(Data records for software interfaces)
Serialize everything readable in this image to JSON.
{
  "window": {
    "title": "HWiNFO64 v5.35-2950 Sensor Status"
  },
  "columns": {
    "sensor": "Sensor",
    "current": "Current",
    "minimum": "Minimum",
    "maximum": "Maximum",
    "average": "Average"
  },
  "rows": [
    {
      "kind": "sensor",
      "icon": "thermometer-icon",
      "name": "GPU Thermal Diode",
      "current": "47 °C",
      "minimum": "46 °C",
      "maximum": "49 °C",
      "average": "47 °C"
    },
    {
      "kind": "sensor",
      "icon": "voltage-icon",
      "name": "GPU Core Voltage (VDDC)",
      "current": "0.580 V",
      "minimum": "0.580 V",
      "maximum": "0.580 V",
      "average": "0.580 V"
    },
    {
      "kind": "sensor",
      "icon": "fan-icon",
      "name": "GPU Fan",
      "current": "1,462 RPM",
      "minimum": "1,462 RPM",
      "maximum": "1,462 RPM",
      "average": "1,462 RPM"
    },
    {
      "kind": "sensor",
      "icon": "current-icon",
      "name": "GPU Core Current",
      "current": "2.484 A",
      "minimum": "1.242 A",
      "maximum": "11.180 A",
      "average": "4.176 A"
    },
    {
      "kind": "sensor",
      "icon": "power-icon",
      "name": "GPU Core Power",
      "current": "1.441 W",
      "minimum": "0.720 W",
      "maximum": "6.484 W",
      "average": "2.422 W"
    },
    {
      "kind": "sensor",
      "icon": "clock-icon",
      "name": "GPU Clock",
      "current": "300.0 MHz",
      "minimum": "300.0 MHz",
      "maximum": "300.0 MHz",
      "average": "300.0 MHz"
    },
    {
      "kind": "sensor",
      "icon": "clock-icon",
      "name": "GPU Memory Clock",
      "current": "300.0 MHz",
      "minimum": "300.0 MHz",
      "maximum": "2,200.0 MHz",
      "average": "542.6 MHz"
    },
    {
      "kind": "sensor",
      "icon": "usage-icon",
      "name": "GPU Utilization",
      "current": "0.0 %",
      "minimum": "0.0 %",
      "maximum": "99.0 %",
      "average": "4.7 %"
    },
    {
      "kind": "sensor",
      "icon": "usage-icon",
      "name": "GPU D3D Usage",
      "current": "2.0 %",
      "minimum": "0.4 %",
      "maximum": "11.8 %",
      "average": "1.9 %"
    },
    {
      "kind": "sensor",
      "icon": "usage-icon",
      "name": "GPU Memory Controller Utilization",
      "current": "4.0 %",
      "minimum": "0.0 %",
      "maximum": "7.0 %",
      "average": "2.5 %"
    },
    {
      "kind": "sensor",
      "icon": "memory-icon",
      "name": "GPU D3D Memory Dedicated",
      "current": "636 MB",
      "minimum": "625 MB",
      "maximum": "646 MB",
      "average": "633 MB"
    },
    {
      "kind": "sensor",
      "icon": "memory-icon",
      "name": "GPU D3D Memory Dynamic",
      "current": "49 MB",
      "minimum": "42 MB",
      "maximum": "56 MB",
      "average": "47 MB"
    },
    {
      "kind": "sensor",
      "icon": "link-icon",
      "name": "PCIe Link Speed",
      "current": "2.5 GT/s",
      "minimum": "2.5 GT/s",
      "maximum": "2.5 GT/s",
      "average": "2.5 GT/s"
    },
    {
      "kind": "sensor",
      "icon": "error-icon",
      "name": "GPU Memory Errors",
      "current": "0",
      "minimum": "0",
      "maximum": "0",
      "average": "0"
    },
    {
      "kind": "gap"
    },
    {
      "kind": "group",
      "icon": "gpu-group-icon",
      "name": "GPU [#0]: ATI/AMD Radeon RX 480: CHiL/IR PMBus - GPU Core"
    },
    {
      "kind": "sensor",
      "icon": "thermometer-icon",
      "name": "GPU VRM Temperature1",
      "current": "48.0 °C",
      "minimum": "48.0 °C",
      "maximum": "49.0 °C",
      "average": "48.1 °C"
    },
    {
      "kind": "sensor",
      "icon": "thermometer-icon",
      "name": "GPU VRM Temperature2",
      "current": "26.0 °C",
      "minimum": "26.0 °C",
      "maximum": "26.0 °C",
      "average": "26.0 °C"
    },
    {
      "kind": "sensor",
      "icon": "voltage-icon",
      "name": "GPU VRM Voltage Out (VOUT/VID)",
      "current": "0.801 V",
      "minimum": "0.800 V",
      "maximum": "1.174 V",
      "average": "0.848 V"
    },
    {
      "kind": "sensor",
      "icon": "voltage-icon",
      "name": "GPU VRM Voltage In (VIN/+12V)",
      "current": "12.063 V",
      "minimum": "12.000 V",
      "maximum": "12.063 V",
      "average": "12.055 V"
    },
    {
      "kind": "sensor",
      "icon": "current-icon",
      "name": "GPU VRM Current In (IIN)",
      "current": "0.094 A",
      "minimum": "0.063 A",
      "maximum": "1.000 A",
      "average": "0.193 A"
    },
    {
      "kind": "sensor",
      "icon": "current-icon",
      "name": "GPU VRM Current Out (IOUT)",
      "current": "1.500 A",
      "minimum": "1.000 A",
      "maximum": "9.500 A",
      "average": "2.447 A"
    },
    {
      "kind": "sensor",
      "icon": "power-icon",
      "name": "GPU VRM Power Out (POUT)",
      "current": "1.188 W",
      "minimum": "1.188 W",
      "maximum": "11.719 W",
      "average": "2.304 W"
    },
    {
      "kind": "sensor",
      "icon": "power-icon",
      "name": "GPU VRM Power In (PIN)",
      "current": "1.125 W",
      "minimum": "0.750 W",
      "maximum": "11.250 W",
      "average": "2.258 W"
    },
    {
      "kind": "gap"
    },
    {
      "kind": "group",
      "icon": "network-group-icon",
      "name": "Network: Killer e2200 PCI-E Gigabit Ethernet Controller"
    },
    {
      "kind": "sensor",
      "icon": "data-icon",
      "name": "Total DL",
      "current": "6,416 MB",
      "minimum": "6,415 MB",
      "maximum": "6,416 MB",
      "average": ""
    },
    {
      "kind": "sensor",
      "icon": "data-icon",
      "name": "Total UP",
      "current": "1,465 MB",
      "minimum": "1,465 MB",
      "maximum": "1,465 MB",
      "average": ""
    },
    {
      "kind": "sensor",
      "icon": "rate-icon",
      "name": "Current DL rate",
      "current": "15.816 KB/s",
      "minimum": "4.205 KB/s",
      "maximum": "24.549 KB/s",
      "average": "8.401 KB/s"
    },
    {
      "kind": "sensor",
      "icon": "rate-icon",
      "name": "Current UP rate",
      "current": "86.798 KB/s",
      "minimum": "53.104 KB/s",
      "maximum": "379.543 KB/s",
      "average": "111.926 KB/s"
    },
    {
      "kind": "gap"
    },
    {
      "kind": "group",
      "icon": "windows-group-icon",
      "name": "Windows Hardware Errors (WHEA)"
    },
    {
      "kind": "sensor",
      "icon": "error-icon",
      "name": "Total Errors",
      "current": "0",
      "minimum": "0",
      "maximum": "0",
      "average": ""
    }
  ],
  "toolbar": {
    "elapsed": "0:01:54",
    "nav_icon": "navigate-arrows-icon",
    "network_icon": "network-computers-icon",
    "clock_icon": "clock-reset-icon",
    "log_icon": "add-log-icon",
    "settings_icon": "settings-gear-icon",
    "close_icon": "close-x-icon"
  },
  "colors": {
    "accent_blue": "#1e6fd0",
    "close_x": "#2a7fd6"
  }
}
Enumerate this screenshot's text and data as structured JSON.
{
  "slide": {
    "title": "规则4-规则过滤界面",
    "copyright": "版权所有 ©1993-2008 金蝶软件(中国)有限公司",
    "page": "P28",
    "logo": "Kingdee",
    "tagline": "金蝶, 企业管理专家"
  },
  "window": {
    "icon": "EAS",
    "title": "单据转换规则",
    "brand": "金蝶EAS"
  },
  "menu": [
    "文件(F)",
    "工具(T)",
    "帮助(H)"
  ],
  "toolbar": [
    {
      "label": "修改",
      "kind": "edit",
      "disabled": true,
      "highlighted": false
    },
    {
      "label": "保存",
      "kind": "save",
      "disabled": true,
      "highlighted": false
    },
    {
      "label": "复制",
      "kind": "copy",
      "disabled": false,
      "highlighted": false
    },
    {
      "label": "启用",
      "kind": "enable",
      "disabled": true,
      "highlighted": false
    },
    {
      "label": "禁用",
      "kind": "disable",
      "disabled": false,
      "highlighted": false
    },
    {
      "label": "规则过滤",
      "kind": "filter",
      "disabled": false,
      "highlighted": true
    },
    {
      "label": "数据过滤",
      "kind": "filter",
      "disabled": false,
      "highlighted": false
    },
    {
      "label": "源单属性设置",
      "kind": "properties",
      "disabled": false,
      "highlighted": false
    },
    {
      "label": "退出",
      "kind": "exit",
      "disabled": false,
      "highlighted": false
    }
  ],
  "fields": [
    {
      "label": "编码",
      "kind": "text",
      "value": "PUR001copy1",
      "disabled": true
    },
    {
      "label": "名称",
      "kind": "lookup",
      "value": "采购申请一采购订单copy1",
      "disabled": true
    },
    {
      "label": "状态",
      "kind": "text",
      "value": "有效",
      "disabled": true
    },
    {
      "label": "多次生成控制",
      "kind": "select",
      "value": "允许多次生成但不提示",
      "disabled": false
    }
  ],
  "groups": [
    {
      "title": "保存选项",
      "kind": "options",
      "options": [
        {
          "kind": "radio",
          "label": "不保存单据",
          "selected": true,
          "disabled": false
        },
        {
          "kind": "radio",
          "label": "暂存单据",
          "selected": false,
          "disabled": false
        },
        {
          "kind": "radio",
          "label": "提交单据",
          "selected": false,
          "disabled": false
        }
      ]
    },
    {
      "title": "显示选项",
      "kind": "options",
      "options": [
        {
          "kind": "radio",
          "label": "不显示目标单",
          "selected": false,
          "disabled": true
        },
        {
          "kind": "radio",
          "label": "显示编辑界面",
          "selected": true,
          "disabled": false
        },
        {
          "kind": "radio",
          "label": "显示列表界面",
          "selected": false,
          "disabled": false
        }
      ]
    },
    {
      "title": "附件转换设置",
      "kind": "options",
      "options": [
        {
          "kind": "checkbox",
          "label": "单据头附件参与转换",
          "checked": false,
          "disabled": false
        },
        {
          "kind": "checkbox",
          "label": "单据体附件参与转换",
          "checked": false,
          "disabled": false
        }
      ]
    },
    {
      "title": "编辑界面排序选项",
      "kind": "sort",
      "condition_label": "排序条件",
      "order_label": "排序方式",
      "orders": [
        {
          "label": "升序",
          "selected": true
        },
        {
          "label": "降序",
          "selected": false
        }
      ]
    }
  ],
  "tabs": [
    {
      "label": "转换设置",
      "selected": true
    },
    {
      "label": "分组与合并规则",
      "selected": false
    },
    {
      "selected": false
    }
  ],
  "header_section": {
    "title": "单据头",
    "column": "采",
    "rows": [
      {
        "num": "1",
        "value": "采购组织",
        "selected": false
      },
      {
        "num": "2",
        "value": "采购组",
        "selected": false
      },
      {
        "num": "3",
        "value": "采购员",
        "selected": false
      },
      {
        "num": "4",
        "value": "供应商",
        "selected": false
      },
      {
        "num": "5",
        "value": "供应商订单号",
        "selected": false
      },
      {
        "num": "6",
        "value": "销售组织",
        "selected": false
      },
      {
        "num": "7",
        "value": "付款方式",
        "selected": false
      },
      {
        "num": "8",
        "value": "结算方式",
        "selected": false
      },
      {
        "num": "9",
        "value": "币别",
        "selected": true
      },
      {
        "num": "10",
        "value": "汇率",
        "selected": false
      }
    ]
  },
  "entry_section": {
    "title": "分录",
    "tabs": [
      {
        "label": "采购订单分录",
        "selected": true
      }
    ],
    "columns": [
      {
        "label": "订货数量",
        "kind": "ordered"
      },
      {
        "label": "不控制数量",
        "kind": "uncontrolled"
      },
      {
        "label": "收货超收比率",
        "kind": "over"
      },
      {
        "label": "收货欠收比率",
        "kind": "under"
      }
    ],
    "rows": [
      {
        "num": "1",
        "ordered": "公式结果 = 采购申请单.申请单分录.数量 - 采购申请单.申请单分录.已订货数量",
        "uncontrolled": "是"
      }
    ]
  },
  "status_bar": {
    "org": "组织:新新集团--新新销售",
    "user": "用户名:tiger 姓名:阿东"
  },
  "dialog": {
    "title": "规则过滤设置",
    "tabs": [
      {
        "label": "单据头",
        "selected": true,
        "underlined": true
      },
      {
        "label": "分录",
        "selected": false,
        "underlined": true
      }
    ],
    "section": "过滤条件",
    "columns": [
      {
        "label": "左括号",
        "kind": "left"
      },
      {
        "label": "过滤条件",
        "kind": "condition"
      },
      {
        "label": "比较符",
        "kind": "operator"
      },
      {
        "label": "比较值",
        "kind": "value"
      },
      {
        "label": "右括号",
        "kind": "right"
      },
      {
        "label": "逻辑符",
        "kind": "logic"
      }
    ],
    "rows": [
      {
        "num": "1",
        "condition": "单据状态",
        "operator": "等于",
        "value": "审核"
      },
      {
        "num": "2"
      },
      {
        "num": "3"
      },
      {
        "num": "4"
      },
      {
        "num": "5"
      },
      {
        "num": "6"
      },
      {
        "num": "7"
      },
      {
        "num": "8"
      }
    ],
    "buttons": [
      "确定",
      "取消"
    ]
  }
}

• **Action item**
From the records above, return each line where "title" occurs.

• **Exercise response**
    "title": "HWiNFO64 v5.35-2950 Sensor Status"
    "title": "规则4-规则过滤界面",
    "title": "单据转换规则",
      "title": "保存选项",
      "title": "显示选项",
      "title": "附件转换设置",
      "title": "编辑界面排序选项",
    "title": "单据头",
    "title": "分录",
    "title": "规则过滤设置",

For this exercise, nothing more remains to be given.